[Source information — start]

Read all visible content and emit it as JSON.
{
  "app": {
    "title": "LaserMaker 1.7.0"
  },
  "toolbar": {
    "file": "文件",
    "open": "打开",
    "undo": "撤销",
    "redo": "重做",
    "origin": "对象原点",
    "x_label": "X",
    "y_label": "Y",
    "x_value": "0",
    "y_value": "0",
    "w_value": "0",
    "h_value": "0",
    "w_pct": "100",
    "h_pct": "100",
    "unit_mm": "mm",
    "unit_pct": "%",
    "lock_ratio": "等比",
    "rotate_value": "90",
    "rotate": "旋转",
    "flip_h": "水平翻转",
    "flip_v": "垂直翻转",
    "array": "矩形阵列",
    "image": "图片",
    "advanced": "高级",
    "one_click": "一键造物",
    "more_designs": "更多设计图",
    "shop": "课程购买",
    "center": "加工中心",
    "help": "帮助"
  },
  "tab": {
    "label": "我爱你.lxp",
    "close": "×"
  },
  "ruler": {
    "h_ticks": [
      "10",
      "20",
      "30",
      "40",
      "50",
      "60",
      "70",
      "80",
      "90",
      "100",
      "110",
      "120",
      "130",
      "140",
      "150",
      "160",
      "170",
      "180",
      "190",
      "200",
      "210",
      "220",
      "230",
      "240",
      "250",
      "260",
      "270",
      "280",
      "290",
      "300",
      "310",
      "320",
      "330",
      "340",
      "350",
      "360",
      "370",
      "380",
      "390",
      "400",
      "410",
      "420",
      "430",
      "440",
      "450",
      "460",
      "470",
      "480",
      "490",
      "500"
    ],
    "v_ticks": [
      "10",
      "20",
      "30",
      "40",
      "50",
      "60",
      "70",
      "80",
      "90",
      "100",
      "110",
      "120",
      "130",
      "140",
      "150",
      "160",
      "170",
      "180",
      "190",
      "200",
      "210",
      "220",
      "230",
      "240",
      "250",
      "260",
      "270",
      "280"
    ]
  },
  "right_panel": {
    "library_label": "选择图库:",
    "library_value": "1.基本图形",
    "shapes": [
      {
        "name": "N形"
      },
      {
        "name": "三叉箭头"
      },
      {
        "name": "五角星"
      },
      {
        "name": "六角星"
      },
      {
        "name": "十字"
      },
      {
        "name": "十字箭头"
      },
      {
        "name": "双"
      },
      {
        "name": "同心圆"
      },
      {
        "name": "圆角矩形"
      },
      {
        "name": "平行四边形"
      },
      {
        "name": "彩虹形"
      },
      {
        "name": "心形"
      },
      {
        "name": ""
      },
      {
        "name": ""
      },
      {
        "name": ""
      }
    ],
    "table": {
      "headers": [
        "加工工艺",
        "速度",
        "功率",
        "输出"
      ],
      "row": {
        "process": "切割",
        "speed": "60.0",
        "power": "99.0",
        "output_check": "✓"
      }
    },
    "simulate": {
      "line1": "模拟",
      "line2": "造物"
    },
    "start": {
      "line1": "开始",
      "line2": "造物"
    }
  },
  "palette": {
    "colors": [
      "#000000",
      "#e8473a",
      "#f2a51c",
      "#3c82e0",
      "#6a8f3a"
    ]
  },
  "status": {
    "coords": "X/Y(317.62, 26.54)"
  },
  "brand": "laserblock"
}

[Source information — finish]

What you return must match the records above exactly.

◆ Task solution ◆
Read all visible content and emit it as JSON.
{
  "app": {
    "title": "LaserMaker 1.7.0"
  },
  "toolbar": {
    "file": "文件",
    "open": "打开",
    "undo": "撤销",
    "redo": "重做",
    "origin": "对象原点",
    "x_label": "X",
    "y_label": "Y",
    "x_value": "0",
    "y_value": "0",
    "w_value": "0",
    "h_value": "0",
    "w_pct": "100",
    "h_pct": "100",
    "unit_mm": "mm",
    "unit_pct": "%",
    "lock_ratio": "等比",
    "rotate_value": "90",
    "rotate": "旋转",
    "flip_h": "水平翻转",
    "flip_v": "垂直翻转",
    "array": "矩形阵列",
    "image": "图片",
    "advanced": "高级",
    "one_click": "一键造物",
    "more_designs": "更多设计图",
    "shop": "课程购买",
    "center": "加工中心",
    "help": "帮助"
  },
  "tab": {
    "label": "我爱你.lxp",
    "close": "×"
  },
  "ruler": {
    "h_ticks": [
      "10",
      "20",
      "30",
      "40",
      "50",
      "60",
      "70",
      "80",
      "90",
      "100",
      "110",
      "120",
      "130",
      "140",
      "150",
      "160",
      "170",
      "180",
      "190",
      "200",
      "210",
      "220",
      "230",
      "240",
      "250",
      "260",
      "270",
      "280",
      "290",
      "300",
      "310",
      "320",
      "330",
      "340",
      "350",
      "360",
      "370",
      "380",
      "390",
      "400",
      "410",
      "420",
      "430",
      "440",
      "450",
      "460",
      "470",
      "480",
      "490",
      "500"
    ],
    "v_ticks": [
      "10",
      "20",
      "30",
      "40",
      "50",
      "60",
      "70",
      "80",
      "90",
      "100",
      "110",
      "120",
      "130",
      "140",
      "150",
      "160",
      "170",
      "180",
      "190",
      "200",
      "210",
      "220",
      "230",
      "240",
      "250",
      "260",
      "270",
      "280"
    ]
  },
  "right_panel": {
    "library_label": "选择图库:",
    "library_value": "1.基本图形",
    "shapes": [
      {
        "name": "N形"
      },
      {
        "name": "三叉箭头"
      },
      {
        "name": "五角星"
      },
      {
        "name": "六角星"
      },
      {
        "name": "十字"
      },
      {
        "name": "十字箭头"
      },
      {
        "name": "双"
      },
      {
        "name": "同心圆"
      },
      {
        "name": "圆角矩形"
      },
      {
        "name": "平行四边形"
      },
      {
        "name": "彩虹形"
      },
      {
        "name": "心形"
      },
      {
        "name": ""
      },
      {
        "name": ""
      },
      {
        "name": ""
      }
    ],
    "table": {
      "headers": [
        "加工工艺",
        "速度",
        "功率",
        "输出"
      ],
      "row": {
        "process": "切割",
        "speed": "60.0",
        "power": "99.0",
        "output_check": "✓"
      }
    },
    "simulate": {
      "line1": "模拟",
      "line2": "造物"
    },
    "start": {
      "line1": "开始",
      "line2": "造物"
    }
  },
  "palette": {
    "colors": [
      "#000000",
      "#e8473a",
      "#f2a51c",
      "#3c82e0",
      "#6a8f3a"
    ]
  },
  "status": {
    "coords": "X/Y(317.62, 26.54)"
  },
  "brand": "laserblock"
}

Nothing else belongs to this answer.